The non-parametric Mann-Whitney U test was used for comparisons in experiment of 2 independent groups. For experiments involving more than 2 groups, ANOVA by Kruskal-Wallis followed by Dunn’s post-test was performed for selected pairwise comparisons. A P value less than or equal to 0.05 was considered significant.
All animal experiments and procedures were carried out in accordance with National Cancer Institute guidelines and under NCI Animal Care and Use Committee–approved protocols.

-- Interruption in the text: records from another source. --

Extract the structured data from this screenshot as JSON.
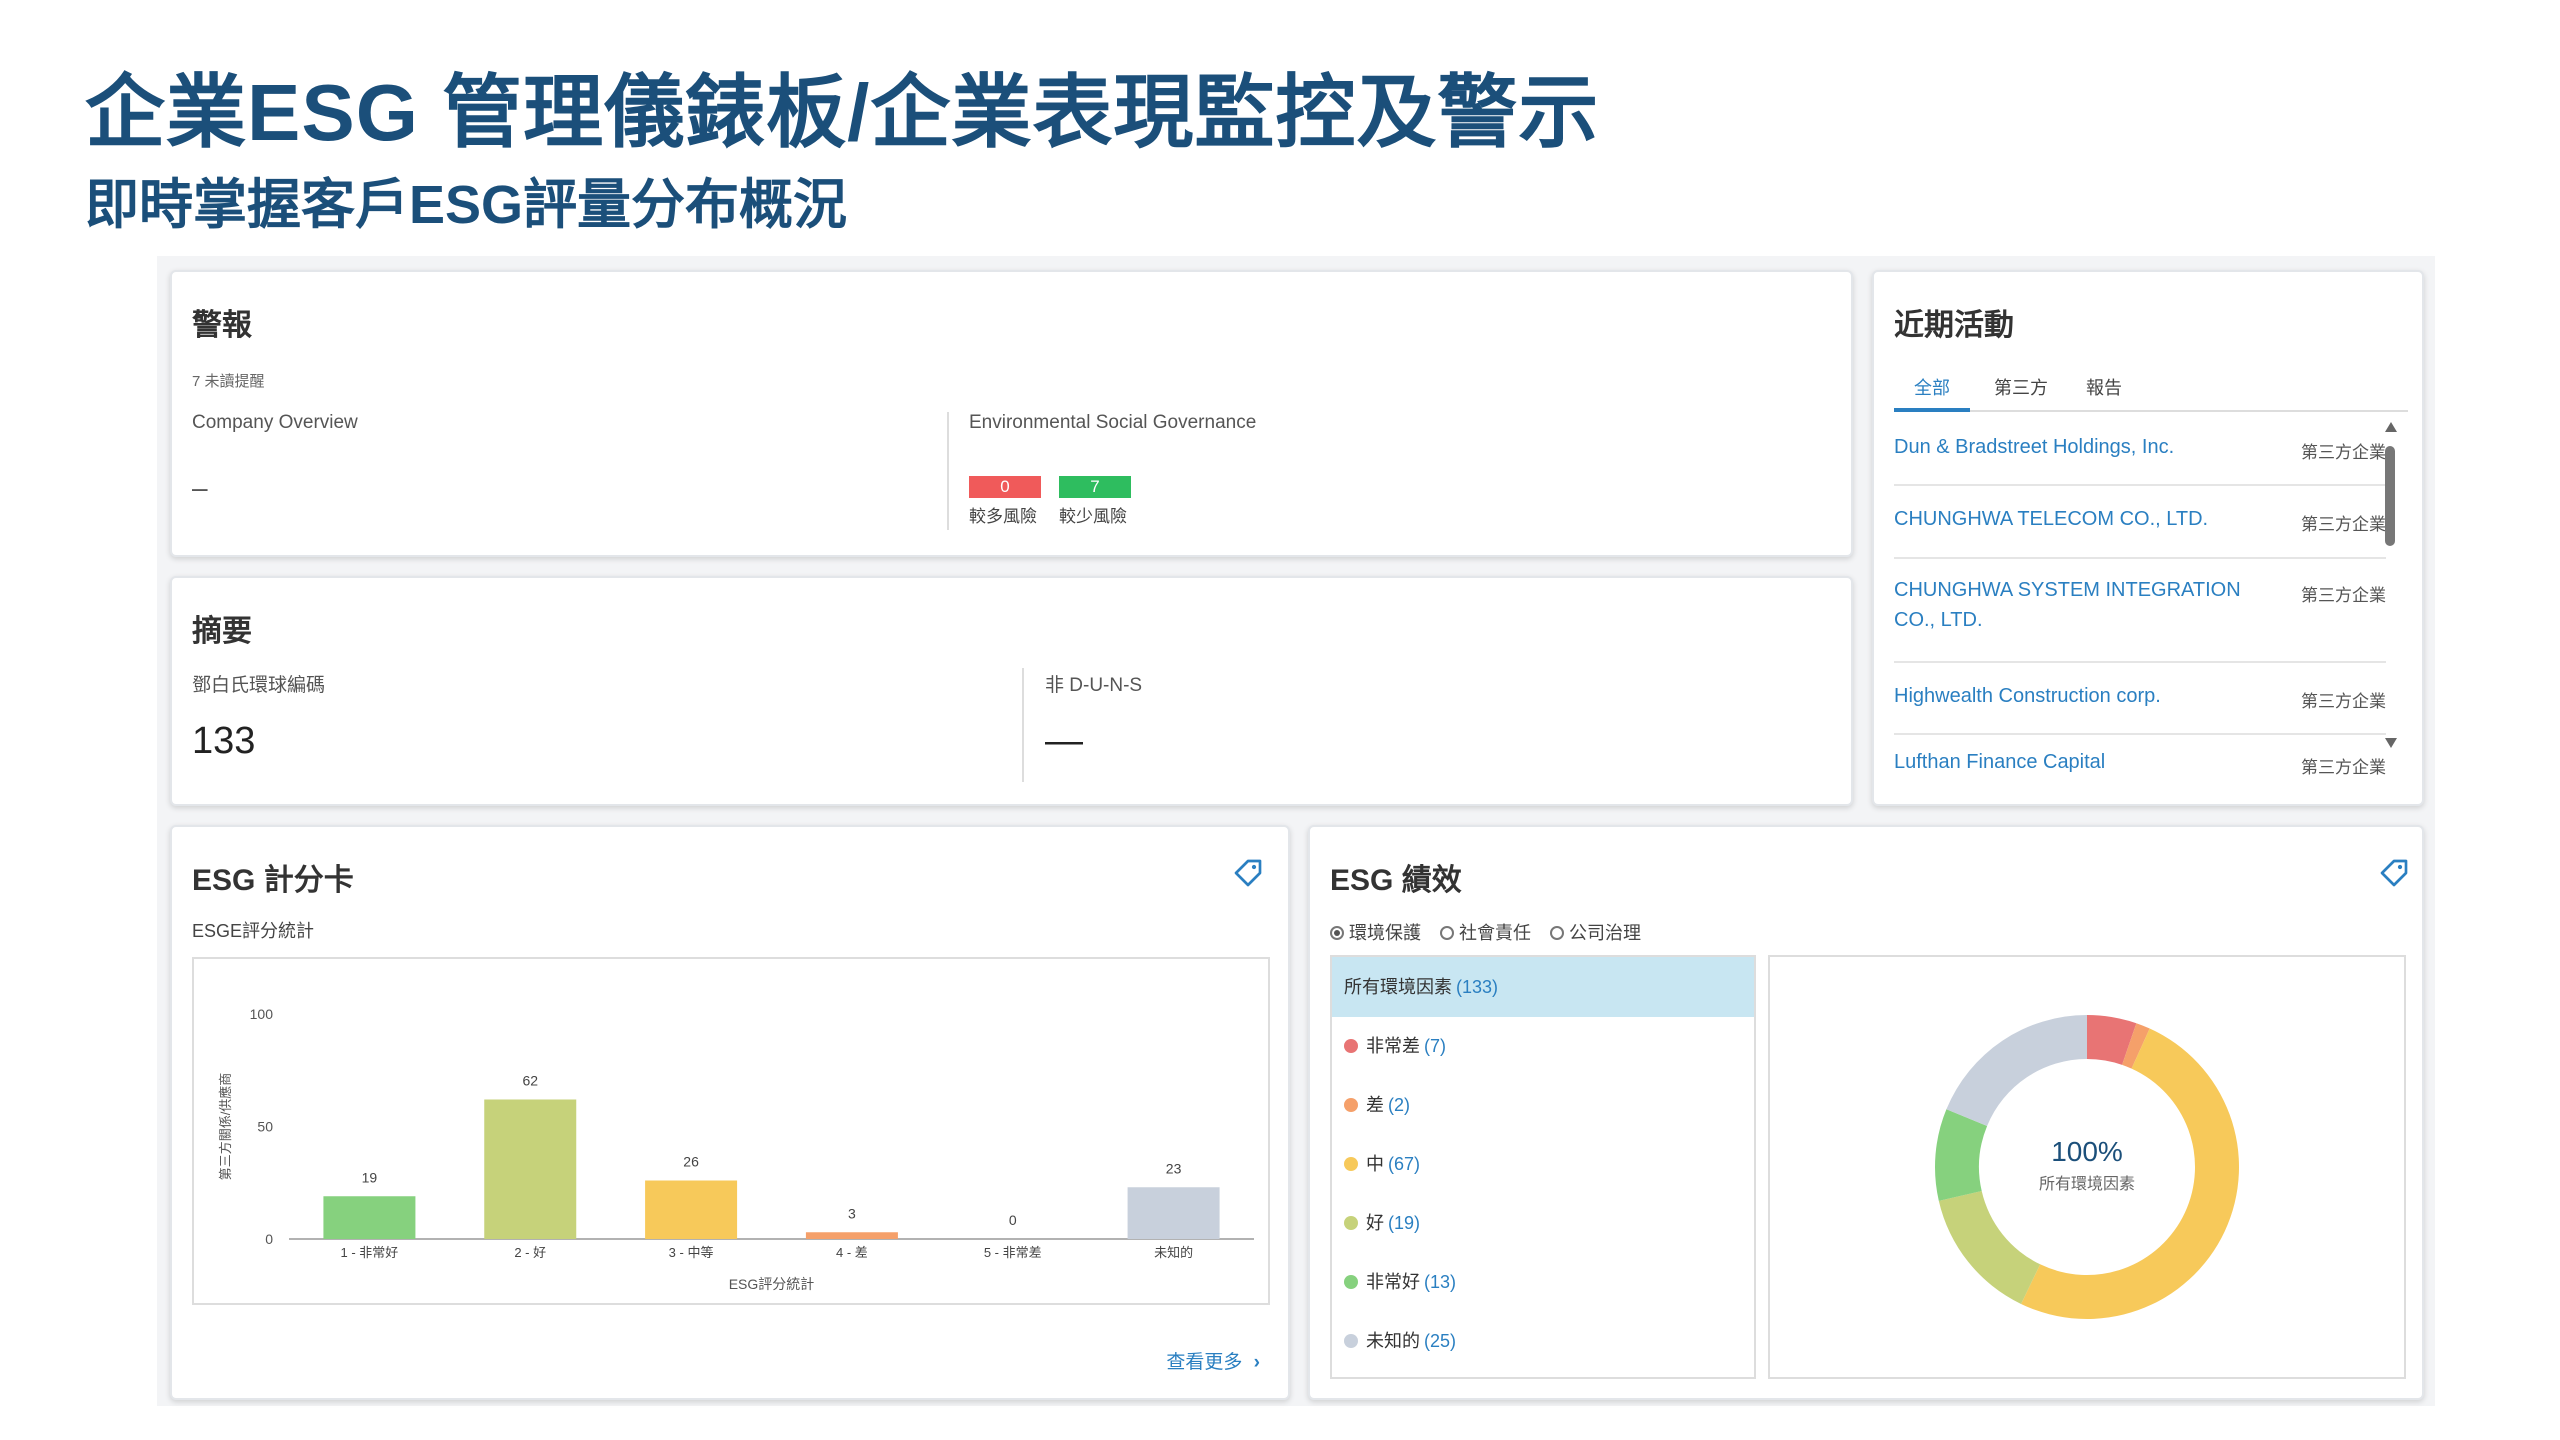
{
  "slide": {
    "title": "企業ESG 管理儀錶板/企業表現監控及警示",
    "subtitle": "即時掌握客戶ESG評量分布概況"
  },
  "alerts": {
    "title": "警報",
    "unread": "7 未讀提醒",
    "company_overview_label": "Company Overview",
    "company_overview_value": "–",
    "esg_label": "Environmental Social Governance",
    "high_risk_count": "0",
    "low_risk_count": "7",
    "high_risk_label": "較多風險",
    "low_risk_label": "較少風險",
    "colors": {
      "high": "#f05a5a",
      "low": "#2ebd5f"
    }
  },
  "summary": {
    "title": "摘要",
    "duns_label": "鄧白氏環球編碼",
    "duns_value": "133",
    "non_duns_label": "非 D-U-N-S",
    "non_duns_value": "—"
  },
  "recent": {
    "title": "近期活動",
    "tabs": [
      "全部",
      "第三方",
      "報告"
    ],
    "items": [
      {
        "name": "Dun & Bradstreet Holdings, Inc.",
        "type": "第三方企業"
      },
      {
        "name": "CHUNGHWA TELECOM CO., LTD.",
        "type": "第三方企業"
      },
      {
        "name": "CHUNGHWA SYSTEM INTEGRATION CO., LTD.",
        "type": "第三方企業"
      },
      {
        "name": "Highwealth Construction corp.",
        "type": "第三方企業"
      },
      {
        "name": "Lufthan Finance Capital",
        "type": "第三方企業"
      }
    ]
  },
  "scorecard": {
    "title": "ESG 計分卡",
    "subtitle": "ESGE評分統計",
    "see_more": "查看更多",
    "chart_data": {
      "type": "bar",
      "categories": [
        "1 - 非常好",
        "2 - 好",
        "3 - 中等",
        "4 - 差",
        "5 - 非常差",
        "未知的"
      ],
      "values": [
        19,
        62,
        26,
        3,
        0,
        23
      ],
      "colors": [
        "#86d17e",
        "#c6d27a",
        "#f7c95a",
        "#f5a06a",
        "#e88080",
        "#c8d0dc"
      ],
      "title": "",
      "xlabel": "ESG評分統計",
      "ylabel": "第三方關係/供應商",
      "ylim": [
        0,
        100
      ],
      "yticks": [
        0,
        50,
        100
      ]
    }
  },
  "performance": {
    "title": "ESG 績效",
    "radios": [
      {
        "label": "環境保護",
        "selected": true
      },
      {
        "label": "社會責任",
        "selected": false
      },
      {
        "label": "公司治理",
        "selected": false
      }
    ],
    "header": {
      "label": "所有環境因素",
      "count": "(133)"
    },
    "legend": [
      {
        "label": "非常差",
        "count": "(7)",
        "color": "#e87474"
      },
      {
        "label": "差",
        "count": "(2)",
        "color": "#f5a06a"
      },
      {
        "label": "中",
        "count": "(67)",
        "color": "#f7c95a"
      },
      {
        "label": "好",
        "count": "(19)",
        "color": "#c6d27a"
      },
      {
        "label": "非常好",
        "count": "(13)",
        "color": "#86d17e"
      },
      {
        "label": "未知的",
        "count": "(25)",
        "color": "#c8d0dc"
      }
    ],
    "chart_data": {
      "type": "pie",
      "categories": [
        "非常差",
        "差",
        "中",
        "好",
        "非常好",
        "未知的"
      ],
      "values": [
        7,
        2,
        67,
        19,
        13,
        25
      ],
      "colors": [
        "#e87474",
        "#f5a06a",
        "#f7c95a",
        "#c6d27a",
        "#86d17e",
        "#c8d0dc"
      ],
      "center_value": "100%",
      "center_label": "所有環境因素"
    }
  }
}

We acknowledge Amy Stout and Dale Long for outstanding support at the NIH Tetramer Core Facility (Emory University, Atlanta, Georgia, USA). We gratefully acknowledge Brian Murphy (NIAID, Bethesda, Maryland, USA) for providing the M2 recombinant VV. This work was supported by the Intramural Research Program of the NIH, National Cancer Institute, CCR.
Conflict of interest: The authors have declared that no conflict of interest exists.
Citation for this article: J Clin Invest. 2012;122(12):4606–4620. doi:10.1172/JCI63287.
Rhonda C. Kines’s present address is: Aura Biosciences Inc., Cambridge, Massachusetts, USA.